AI has arrived and it’s here to stay
Artificial intelligence (AI) and the many possibilities it offers us were a big discussion point this year. It has been talked about as a futuristic concept for a while but now it finally feels like we’ve begun to understand how to harness it’s potential. I’m certain that AI will have a role in all our futures. For those of us in food and hospitality there are many ways intelligent machines could become part of the industry. AI sommeliers were just one concept I came across at SXSW; they could have access to vast amounts of knowledge from all over the world and a complex understanding of ingredients and flavour pairings. And it doesn’t end there, advances in machine learning combined with AI means that we have begun to see it used to simplify cooking, develop new foods and recipes, reduce food waste and even farm more efficiently.
Bonding with bots
You may have already encountered a form of AI via chatbots, these were another hot topic this year. A chatbot is a computer programme that aims to simulate human conversation or chat and, in some cases, this is achieved through artificial intelligence. They sit within instant messaging applications, such as Facebook Messenger or Kik and are particularly useful for customer service as well as online bookings and ecommerce. There are examples of chatbots in use in hospitality and foodservice already. I have booked tables using them and their use certainly looks set to increase. Whilst at SXSW I came across the prediction that by 2020, 80% of brands will be using chatbots for customer interactions. (source: Oracle).
Why are chatbots proving so popular? It’s thought that people now spend more time in social messaging apps, than they do in social media. In other words, they’re spending longer communicating via Facebook messenger than they are browsing their Facebook feed. You’ve heard the adage “be where your customers are,” chatbots allow brands to do this and have a presence within various popular messenger applications. With people using and downloading fewer apps than before, brands need a place to have one-to-one conversations with consumers.
Embracing different social feeds
A session hosted by Facebook and Instagram offered an in-depth look at the core difference between each platforms’ users. It’s important to note that while people can be heavy users of both (20% of Americans’ time on mobile is spent on Facebook and Instagram), they’re seeking different experiences from each. Facebook is where people look for opinions and reactions to major events. While Instagram is where users turn for inspiration and a broader perspective, it’s a place to get ideas and be surprised. According to the research presented, Instagram offers users a more ‘behind the scenes’ experience, an insider’s view of important events and occasions. Food and hospitality marketers should use these insights to ensure they’re creating content that is engaging across all platforms. It could be that blogs from industry leaders, interesting articles and company news performs best on Facebook, whilst content from the kitchen and aspirational dishes offer Instagram users the insider’s perspective and the inspiration they crave.
Generation, gender and marketing
Talk of Millennials frequently merged with thoughts on Generation Z, the group who’ve never known life without the internet, smart phones and being able to “Google it”. It seems when it comes to food, this generation is starting its own revolution. Mackenzie Barth, a former student and founder of Spoon University, a food publication for and by 16 – 25 year olds, spoke of a shift in culture and using food as an antidote to technology. For a digitally dominated generation, food offers an opportunity for something real and sharing intimate moments face-to-face. Barth did admit her generation is the most narcissistic generation on record though. She went on to explain the effort and energy her peer group put into cultivating their personal brand through what and where they choose to eat and how they share this online.

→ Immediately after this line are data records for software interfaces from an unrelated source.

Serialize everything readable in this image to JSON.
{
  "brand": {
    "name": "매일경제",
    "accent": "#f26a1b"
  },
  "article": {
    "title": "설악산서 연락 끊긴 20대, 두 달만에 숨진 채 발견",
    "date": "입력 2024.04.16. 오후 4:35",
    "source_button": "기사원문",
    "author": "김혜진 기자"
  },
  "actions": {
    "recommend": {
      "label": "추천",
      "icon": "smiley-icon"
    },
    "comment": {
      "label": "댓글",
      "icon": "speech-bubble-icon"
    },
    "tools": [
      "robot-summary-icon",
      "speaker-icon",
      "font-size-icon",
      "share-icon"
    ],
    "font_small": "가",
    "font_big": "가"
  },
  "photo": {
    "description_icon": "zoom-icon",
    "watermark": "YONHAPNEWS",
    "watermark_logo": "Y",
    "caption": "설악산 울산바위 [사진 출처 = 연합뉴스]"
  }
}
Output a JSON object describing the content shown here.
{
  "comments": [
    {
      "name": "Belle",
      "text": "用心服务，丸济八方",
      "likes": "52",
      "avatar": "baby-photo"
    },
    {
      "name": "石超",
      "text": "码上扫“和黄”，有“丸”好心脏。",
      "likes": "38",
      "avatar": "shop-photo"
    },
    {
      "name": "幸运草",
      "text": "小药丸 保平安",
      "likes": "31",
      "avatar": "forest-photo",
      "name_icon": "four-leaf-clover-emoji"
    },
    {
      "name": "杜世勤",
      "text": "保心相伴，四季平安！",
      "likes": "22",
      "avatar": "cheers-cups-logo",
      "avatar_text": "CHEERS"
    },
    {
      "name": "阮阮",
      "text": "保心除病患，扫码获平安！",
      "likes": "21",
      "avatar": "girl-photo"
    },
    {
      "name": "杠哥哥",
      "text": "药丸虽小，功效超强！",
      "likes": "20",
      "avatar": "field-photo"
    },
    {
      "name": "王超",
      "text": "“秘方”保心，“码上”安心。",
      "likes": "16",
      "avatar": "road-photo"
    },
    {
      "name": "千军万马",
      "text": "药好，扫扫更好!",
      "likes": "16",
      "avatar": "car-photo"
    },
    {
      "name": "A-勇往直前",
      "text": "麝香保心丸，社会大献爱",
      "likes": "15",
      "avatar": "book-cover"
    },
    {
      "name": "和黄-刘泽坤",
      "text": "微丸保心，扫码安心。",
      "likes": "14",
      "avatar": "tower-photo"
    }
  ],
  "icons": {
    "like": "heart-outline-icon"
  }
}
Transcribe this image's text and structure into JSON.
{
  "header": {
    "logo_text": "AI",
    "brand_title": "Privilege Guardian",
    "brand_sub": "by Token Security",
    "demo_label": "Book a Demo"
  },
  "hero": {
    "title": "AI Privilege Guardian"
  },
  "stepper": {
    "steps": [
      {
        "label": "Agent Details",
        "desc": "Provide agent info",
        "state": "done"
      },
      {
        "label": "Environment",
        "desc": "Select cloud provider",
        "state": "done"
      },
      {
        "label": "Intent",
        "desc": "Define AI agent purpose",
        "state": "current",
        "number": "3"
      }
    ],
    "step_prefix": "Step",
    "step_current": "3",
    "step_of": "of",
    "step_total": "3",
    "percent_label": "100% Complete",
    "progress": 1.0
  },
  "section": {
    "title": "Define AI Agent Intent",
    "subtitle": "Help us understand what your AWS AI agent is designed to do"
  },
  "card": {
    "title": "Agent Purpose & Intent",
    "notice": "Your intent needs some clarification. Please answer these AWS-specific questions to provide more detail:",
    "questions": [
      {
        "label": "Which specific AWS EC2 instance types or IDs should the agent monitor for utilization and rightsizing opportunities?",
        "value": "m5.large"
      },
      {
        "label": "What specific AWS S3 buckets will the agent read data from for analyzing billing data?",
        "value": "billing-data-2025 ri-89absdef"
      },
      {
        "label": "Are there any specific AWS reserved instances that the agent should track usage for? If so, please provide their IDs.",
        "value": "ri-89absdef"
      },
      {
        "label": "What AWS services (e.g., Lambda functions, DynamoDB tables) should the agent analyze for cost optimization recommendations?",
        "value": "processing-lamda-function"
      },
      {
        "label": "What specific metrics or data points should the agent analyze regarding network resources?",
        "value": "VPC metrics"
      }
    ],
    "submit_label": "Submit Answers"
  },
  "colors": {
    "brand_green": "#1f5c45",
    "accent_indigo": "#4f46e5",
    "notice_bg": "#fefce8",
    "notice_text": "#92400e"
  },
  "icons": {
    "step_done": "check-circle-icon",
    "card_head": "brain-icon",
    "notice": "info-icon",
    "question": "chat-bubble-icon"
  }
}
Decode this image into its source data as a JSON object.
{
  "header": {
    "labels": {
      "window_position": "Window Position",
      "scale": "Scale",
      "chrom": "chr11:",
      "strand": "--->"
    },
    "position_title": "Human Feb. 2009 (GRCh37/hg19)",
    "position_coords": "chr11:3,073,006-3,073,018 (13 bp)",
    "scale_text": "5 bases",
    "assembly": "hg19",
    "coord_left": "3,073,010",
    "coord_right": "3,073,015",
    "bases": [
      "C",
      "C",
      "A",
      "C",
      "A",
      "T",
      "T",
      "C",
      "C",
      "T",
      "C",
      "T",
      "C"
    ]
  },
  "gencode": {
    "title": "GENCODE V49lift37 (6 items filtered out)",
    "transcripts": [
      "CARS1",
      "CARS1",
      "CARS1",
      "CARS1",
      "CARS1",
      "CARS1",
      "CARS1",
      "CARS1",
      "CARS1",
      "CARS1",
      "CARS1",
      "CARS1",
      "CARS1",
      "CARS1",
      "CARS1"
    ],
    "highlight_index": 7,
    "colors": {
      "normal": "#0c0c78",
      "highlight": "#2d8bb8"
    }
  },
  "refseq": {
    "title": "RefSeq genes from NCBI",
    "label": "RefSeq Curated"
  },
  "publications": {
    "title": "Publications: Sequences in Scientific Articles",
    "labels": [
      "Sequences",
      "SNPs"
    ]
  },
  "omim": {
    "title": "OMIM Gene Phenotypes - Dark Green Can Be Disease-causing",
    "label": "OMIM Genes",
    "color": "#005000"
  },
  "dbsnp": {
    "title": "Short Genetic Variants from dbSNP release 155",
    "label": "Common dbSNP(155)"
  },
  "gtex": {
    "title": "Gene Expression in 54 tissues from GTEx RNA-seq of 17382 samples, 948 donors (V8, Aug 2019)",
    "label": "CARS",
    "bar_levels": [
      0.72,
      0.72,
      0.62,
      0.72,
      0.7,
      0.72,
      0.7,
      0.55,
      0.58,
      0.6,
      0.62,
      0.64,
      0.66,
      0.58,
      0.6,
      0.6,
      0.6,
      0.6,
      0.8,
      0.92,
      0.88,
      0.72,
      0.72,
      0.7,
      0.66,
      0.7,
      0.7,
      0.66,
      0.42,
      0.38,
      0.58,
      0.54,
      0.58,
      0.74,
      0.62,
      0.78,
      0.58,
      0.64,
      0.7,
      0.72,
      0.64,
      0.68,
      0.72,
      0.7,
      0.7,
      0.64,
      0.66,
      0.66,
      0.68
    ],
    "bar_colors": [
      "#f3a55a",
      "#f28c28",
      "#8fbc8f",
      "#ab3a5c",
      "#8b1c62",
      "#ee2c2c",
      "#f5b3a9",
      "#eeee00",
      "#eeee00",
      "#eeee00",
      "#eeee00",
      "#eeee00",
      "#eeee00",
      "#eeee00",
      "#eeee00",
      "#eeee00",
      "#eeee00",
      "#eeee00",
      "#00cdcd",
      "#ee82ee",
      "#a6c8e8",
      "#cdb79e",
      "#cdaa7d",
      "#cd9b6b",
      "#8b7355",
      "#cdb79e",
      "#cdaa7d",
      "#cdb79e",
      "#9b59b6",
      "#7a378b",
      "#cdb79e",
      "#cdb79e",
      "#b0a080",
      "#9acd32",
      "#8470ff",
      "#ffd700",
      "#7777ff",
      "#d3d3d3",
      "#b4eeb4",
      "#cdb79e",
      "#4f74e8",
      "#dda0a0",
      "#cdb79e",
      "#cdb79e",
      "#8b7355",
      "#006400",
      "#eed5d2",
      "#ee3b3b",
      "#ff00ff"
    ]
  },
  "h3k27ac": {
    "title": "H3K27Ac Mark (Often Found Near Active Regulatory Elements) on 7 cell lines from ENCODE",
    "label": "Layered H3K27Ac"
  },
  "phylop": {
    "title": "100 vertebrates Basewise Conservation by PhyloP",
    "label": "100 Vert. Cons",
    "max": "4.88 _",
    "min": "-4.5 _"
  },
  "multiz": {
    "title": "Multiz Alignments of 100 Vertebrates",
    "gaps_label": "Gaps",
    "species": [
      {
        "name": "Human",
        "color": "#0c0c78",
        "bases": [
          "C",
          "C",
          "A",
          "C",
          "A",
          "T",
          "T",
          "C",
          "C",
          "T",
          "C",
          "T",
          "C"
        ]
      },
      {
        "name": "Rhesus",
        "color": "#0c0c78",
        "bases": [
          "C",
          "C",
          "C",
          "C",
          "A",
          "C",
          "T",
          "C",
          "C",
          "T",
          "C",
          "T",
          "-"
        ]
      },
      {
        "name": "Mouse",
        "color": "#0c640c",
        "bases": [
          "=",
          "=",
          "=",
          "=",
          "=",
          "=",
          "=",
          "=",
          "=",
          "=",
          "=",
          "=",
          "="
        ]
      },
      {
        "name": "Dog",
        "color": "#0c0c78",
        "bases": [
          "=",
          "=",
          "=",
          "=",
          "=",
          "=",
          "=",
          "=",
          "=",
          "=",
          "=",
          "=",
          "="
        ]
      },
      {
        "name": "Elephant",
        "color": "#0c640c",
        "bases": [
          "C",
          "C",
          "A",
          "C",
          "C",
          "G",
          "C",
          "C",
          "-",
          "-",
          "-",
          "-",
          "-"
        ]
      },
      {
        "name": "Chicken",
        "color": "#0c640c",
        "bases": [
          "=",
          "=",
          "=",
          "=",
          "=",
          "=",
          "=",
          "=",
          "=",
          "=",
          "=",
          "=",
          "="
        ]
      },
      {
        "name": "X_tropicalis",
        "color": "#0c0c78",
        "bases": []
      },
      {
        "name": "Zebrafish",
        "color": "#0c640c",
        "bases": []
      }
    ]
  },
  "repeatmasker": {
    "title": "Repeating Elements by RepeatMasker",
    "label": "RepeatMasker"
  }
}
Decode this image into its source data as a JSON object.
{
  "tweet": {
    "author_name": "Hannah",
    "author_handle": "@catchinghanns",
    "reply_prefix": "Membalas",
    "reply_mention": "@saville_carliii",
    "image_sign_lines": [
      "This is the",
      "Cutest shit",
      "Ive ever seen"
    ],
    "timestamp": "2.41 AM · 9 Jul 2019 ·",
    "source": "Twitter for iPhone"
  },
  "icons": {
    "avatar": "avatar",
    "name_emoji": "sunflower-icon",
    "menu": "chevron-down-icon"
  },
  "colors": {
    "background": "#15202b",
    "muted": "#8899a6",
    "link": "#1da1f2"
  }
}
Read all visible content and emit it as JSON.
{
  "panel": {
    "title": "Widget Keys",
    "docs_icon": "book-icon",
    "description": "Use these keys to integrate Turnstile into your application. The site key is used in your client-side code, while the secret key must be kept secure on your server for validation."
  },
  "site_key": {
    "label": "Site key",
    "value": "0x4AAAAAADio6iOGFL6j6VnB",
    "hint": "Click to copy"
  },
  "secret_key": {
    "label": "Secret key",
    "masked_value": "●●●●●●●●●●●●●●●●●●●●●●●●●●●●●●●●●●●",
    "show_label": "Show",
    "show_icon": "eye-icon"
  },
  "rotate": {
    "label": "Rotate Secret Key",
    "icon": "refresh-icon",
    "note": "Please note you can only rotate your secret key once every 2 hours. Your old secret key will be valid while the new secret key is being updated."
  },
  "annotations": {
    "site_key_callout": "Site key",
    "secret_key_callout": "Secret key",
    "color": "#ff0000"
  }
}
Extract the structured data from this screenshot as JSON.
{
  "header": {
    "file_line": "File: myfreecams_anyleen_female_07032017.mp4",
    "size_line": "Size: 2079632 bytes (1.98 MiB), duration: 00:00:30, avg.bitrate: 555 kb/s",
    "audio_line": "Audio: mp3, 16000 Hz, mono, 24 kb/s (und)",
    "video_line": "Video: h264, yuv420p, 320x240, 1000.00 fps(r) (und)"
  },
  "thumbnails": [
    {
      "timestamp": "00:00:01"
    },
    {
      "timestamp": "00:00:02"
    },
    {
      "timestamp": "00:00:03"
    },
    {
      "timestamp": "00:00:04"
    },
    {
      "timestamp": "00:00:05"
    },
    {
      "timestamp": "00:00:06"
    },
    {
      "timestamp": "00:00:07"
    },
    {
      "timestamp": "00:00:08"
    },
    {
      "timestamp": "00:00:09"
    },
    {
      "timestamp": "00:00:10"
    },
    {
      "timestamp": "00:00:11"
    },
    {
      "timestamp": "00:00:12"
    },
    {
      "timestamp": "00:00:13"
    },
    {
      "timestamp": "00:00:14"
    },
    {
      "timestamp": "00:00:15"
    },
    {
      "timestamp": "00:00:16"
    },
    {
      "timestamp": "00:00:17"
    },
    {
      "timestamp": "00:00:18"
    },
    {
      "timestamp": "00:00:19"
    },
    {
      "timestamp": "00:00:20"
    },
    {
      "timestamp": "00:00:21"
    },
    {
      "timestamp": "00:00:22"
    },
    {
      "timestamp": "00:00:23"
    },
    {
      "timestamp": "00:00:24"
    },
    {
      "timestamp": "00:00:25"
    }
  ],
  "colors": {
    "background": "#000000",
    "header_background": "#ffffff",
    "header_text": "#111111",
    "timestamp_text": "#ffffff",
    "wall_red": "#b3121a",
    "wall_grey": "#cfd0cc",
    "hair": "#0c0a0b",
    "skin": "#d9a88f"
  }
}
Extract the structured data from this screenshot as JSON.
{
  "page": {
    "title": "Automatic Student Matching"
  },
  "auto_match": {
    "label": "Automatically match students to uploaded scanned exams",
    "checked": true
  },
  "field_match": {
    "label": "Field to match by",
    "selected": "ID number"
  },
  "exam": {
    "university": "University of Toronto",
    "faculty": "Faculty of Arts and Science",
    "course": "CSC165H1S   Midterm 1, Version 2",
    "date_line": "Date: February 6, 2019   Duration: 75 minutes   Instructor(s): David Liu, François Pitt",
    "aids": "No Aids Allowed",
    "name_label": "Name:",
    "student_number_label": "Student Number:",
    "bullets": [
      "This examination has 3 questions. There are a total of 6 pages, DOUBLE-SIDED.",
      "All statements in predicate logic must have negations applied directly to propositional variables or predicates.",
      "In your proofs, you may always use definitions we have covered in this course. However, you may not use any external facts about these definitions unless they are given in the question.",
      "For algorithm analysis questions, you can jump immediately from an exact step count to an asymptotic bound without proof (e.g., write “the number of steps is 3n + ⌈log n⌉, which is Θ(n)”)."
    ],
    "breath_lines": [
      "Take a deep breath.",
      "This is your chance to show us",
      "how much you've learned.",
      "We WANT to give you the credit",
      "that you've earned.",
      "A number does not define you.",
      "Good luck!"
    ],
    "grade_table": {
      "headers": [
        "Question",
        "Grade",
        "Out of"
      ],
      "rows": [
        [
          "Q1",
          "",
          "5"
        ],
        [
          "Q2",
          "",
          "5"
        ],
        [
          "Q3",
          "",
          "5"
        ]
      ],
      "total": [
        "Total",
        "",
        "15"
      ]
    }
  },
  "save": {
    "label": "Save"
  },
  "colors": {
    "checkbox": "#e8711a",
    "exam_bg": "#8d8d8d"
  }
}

Things are evolving for men and women too. Women’s aspirations are changing and brands must stop and think about how they represent women. According to a talk from Kristina Durante, 56% of women have purchased a product because of how a brand portrays women and 46% of women have stopped purchasing a product for the same reason.
What’s next? Lessons from SXSW
During my time at SXSW I also witnessed robots talking to each other, looked into the algorithm for love and got to grips with behaviour change science. I’m still digesting much of what I encountered and its immense potential for the future of food and hospitality marketing.
While SXSW can feel like information overload, if there was one theme to take away, it was that honesty and real connections are more important than ever in marketing. In the post-truth era, people are sceptical of marketing messages and overly curated social feeds, they crave brands that are genuine in their message and mean what they say.
New technologies and social media can help us achieve these honest, emotional connections. However, brands have to be careful with this. In the not too distant future, there will be a real need to balance the convenience offered by AI with the openness and authenticity consumers demand.
Karen Fewell is founder and director of food marketing at Digital Blonde: digitalblondemarketing.com